**WHAT IS BEING ASKED**
Find where "Output a JSON" occurs in the data below, and retype that line and every later line exactly.

^^^^^^^^^^^^^^^^

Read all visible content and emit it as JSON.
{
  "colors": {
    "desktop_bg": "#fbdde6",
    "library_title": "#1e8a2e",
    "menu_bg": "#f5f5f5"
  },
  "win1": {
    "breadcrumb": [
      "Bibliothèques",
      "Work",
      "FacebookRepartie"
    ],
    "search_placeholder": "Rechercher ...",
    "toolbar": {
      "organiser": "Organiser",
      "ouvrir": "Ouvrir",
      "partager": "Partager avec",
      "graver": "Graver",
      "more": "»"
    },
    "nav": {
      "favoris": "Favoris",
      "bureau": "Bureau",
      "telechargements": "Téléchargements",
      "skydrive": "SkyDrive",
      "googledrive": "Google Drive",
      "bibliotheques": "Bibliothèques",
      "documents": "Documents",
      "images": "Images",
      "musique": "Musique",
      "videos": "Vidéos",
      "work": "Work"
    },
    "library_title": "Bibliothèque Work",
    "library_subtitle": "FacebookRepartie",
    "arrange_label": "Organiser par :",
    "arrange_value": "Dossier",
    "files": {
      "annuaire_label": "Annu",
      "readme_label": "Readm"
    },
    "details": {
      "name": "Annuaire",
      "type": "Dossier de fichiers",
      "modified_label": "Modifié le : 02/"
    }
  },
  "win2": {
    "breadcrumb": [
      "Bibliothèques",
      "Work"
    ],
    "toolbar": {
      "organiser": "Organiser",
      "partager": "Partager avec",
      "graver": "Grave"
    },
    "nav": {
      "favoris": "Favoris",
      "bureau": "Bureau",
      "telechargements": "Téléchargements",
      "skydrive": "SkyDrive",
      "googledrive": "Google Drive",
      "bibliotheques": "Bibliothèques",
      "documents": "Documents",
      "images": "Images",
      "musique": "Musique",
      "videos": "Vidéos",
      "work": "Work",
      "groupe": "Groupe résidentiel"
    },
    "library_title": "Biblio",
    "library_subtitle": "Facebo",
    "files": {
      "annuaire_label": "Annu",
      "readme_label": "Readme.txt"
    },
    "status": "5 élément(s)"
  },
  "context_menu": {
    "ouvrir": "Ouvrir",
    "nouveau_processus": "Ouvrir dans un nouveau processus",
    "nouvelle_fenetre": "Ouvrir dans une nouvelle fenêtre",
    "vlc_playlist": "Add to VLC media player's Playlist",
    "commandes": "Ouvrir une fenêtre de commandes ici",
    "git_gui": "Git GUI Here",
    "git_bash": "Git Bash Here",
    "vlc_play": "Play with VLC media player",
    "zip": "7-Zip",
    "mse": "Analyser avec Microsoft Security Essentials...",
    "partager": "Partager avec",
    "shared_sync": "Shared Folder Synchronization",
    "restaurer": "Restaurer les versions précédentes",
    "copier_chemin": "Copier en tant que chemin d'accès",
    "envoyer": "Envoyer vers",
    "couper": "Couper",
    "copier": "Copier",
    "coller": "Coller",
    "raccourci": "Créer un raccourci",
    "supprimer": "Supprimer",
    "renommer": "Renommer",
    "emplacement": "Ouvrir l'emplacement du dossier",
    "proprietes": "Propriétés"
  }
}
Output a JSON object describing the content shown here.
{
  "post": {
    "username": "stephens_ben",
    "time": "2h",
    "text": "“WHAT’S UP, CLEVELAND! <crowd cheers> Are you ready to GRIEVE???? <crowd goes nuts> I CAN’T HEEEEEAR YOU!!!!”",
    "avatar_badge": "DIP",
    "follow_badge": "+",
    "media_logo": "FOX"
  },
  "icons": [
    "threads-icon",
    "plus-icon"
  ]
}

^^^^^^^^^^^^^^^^

**TASK SOLUTION**
Output a JSON object describing the content shown here.
{
  "post": {
    "username": "stephens_ben",
    "time": "2h",
    "text": "“WHAT’S UP, CLEVELAND! <crowd cheers> Are you ready to GRIEVE???? <crowd goes nuts> I CAN’T HEEEEEAR YOU!!!!”",
    "avatar_badge": "DIP",
    "follow_badge": "+",
    "media_logo": "FOX"
  },
  "icons": [
    "threads-icon",
    "plus-icon"
  ]
}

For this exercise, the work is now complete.